Task description. Omitting all images, set down every line below exactly as it appears.

Data.
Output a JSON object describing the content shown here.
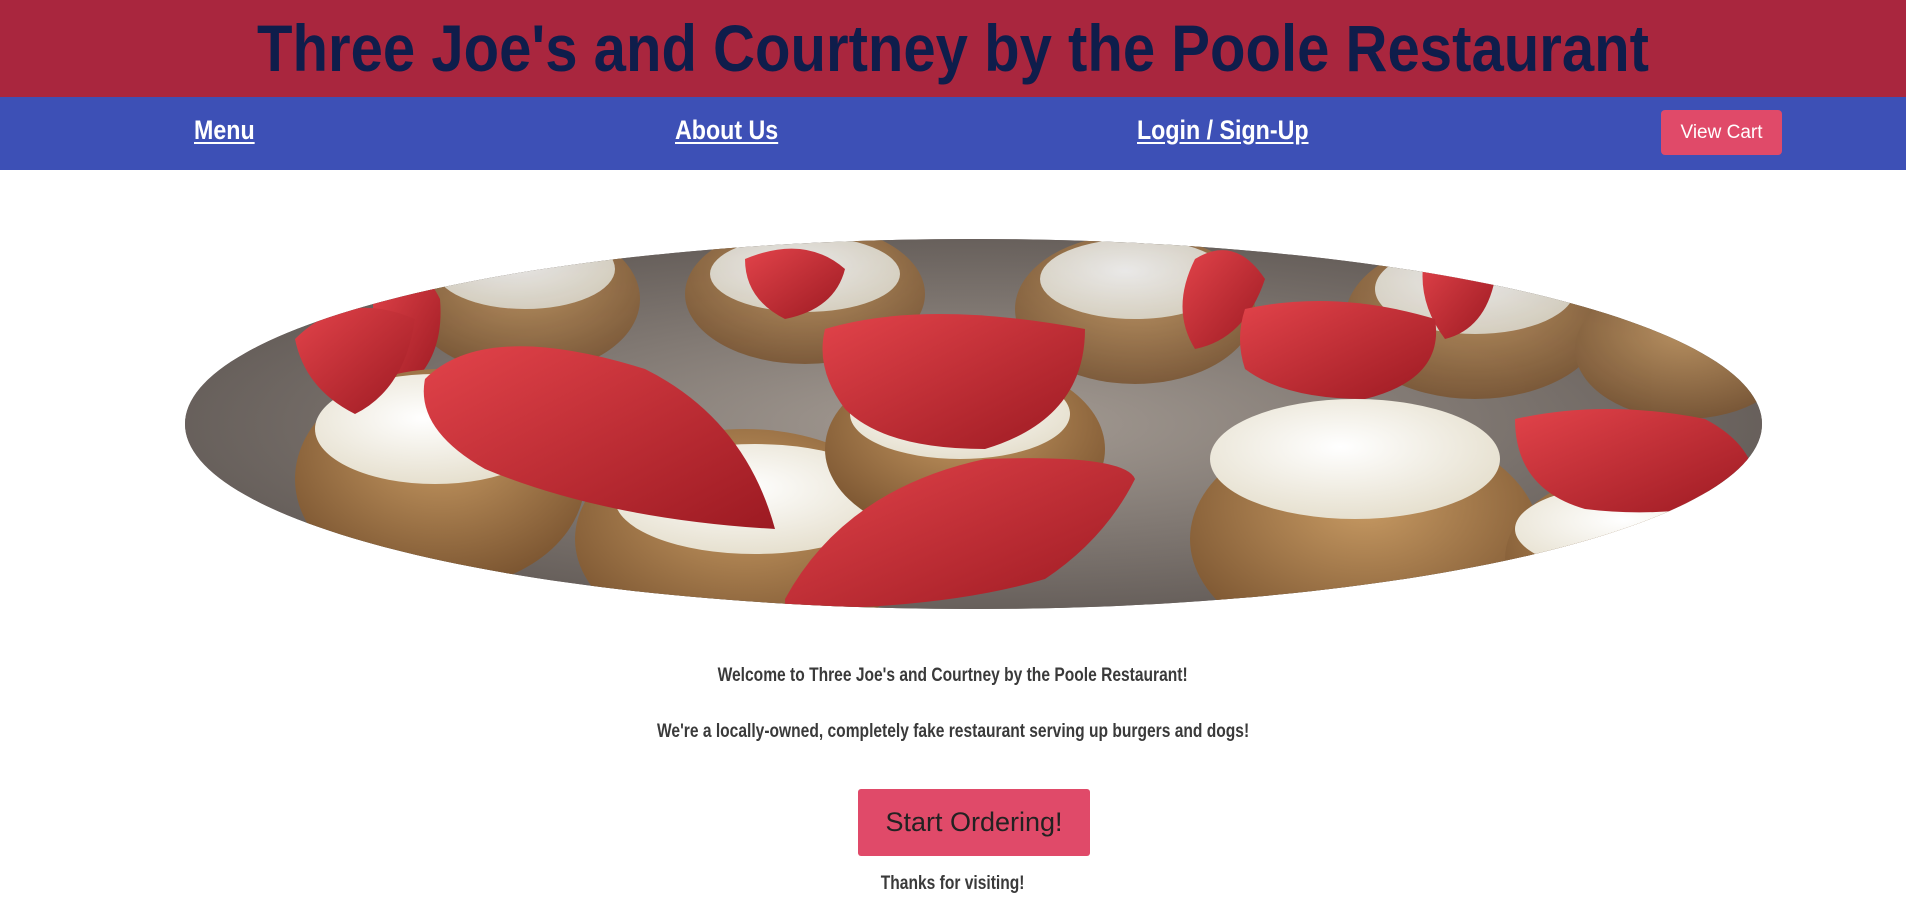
{
  "header": {
    "title": "Three Joe's and Courtney by the Poole Restaurant"
  },
  "nav": {
    "menu": "Menu",
    "about": "About Us",
    "login": "Login / Sign-Up",
    "view_cart": "View Cart"
  },
  "hero": {
    "image_name": "strawberry-cream-cookie-cups-photo"
  },
  "main": {
    "welcome": "Welcome to Three Joe's and Courtney by the Poole Restaurant!",
    "tagline": "We're a locally-owned, completely fake restaurant serving up burgers and dogs!",
    "start_button": "Start Ordering!",
    "thanks": "Thanks for visiting!"
  },
  "colors": {
    "header_bg": "#a9263e",
    "title_color": "#0f1d4b",
    "nav_bg": "#3d50b6",
    "button_bg": "#e04a69"
  }
}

Response.
Output a JSON object describing the content shown here.
{
  "header": {
    "title": "Three Joe's and Courtney by the Poole Restaurant"
  },
  "nav": {
    "menu": "Menu",
    "about": "About Us",
    "login": "Login / Sign-Up",
    "view_cart": "View Cart"
  },
  "hero": {
    "image_name": "strawberry-cream-cookie-cups-photo"
  },
  "main": {
    "welcome": "Welcome to Three Joe's and Courtney by the Poole Restaurant!",
    "tagline": "We're a locally-owned, completely fake restaurant serving up burgers and dogs!",
    "start_button": "Start Ordering!",
    "thanks": "Thanks for visiting!"
  },
  "colors": {
    "header_bg": "#a9263e",
    "title_color": "#0f1d4b",
    "nav_bg": "#3d50b6",
    "button_bg": "#e04a69"
  }
}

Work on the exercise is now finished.